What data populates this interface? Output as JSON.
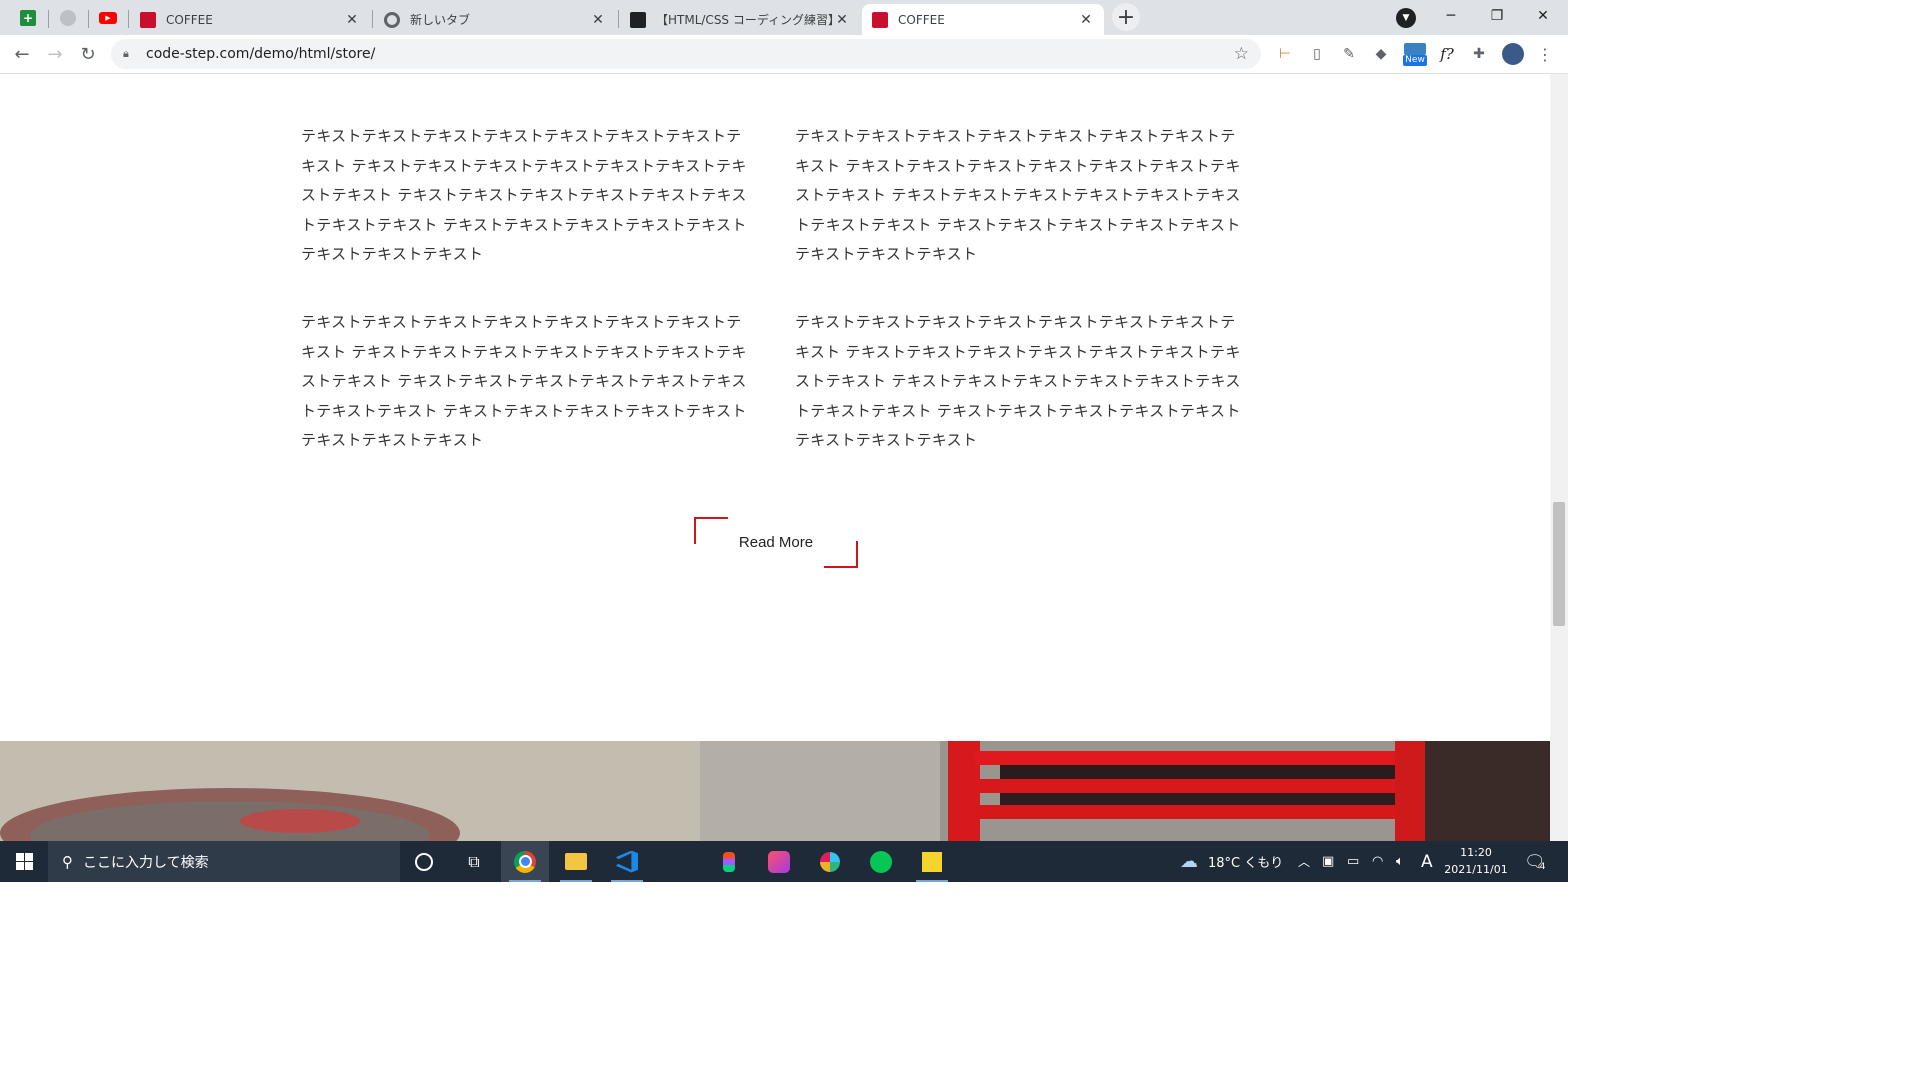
{
  "browser": {
    "tabs": [
      {
        "title": "COFFEE",
        "favicon": "coffee-favicon"
      },
      {
        "title": "新しいタブ",
        "favicon": "chrome-icon"
      },
      {
        "title": "【HTML/CSS コーディング練習】中級",
        "favicon": "codestep-favicon"
      },
      {
        "title": "COFFEE",
        "favicon": "coffee-favicon",
        "active": true
      }
    ],
    "pinned_tabs": [
      "google-sheets-icon",
      "generic-site-icon",
      "youtube-icon"
    ],
    "new_tab_label": "+",
    "url": "code-step.com/demo/html/store/",
    "new_badge": "New",
    "font_ext_label": "f?"
  },
  "content": {
    "paragraphs": [
      "テキストテキストテキストテキストテキストテキストテキストテキスト テキストテキストテキストテキストテキストテキストテキストテキスト テキストテキストテキストテキストテキストテキストテキストテキスト テキストテキストテキストテキストテキストテキストテキストテキスト",
      "テキストテキストテキストテキストテキストテキストテキストテキスト テキストテキストテキストテキストテキストテキストテキストテキスト テキストテキストテキストテキストテキストテキストテキストテキスト テキストテキストテキストテキストテキストテキストテキストテキスト",
      "テキストテキストテキストテキストテキストテキストテキストテキスト テキストテキストテキストテキストテキストテキストテキストテキスト テキストテキストテキストテキストテキストテキストテキストテキスト テキストテキストテキストテキストテキストテキストテキストテキスト",
      "テキストテキストテキストテキストテキストテキストテキストテキスト テキストテキストテキストテキストテキストテキストテキストテキスト テキストテキストテキストテキストテキストテキストテキストテキスト テキストテキストテキストテキストテキストテキストテキストテキスト"
    ],
    "read_more": "Read More",
    "accent_color": "#d1161b"
  },
  "taskbar": {
    "search_placeholder": "ここに入力して検索",
    "weather": "18°C くもり",
    "ime": "A",
    "time": "11:20",
    "date": "2021/11/01",
    "notifications": "4"
  }
}
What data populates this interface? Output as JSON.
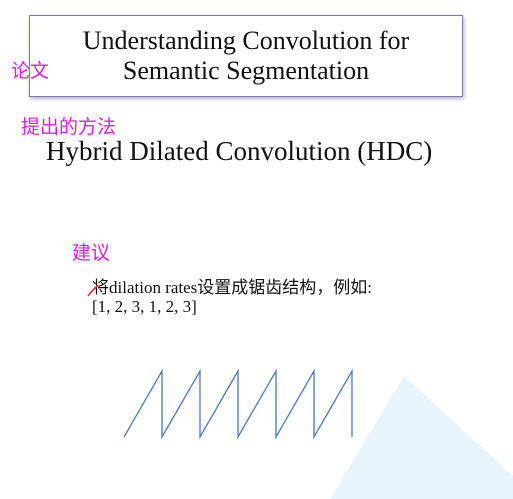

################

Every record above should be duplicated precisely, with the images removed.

What data populates this interface? Output as JSON.
{
  "browser": {
    "tabs": [
      {
        "title": "COFFEE",
        "favicon": "coffee-favicon"
      },
      {
        "title": "新しいタブ",
        "favicon": "chrome-icon"
      },
      {
        "title": "【HTML/CSS コーディング練習】中級",
        "favicon": "codestep-favicon"
      },
      {
        "title": "COFFEE",
        "favicon": "coffee-favicon",
        "active": true
      }
    ],
    "pinned_tabs": [
      "google-sheets-icon",
      "generic-site-icon",
      "youtube-icon"
    ],
    "new_tab_label": "+",
    "url": "code-step.com/demo/html/store/",
    "new_badge": "New",
    "font_ext_label": "f?"
  },
  "content": {
    "paragraphs": [
      "テキストテキストテキストテキストテキストテキストテキストテキスト テキストテキストテキストテキストテキストテキストテキストテキスト テキストテキストテキストテキストテキストテキストテキストテキスト テキストテキストテキストテキストテキストテキストテキストテキスト",
      "テキストテキストテキストテキストテキストテキストテキストテキスト テキストテキストテキストテキストテキストテキストテキストテキスト テキストテキストテキストテキストテキストテキストテキストテキスト テキストテキストテキストテキストテキストテキストテキストテキスト",
      "テキストテキストテキストテキストテキストテキストテキストテキスト テキストテキストテキストテキストテキストテキストテキストテキスト テキストテキストテキストテキストテキストテキストテキストテキスト テキストテキストテキストテキストテキストテキストテキストテキスト",
      "テキストテキストテキストテキストテキストテキストテキストテキスト テキストテキストテキストテキストテキストテキストテキストテキスト テキストテキストテキストテキストテキストテキストテキストテキスト テキストテキストテキストテキストテキストテキストテキストテキスト"
    ],
    "read_more": "Read More",
    "accent_color": "#d1161b"
  },
  "taskbar": {
    "search_placeholder": "ここに入力して検索",
    "weather": "18°C くもり",
    "ime": "A",
    "time": "11:20",
    "date": "2021/11/01",
    "notifications": "4"
  }
}
What data populates this interface? Output as JSON.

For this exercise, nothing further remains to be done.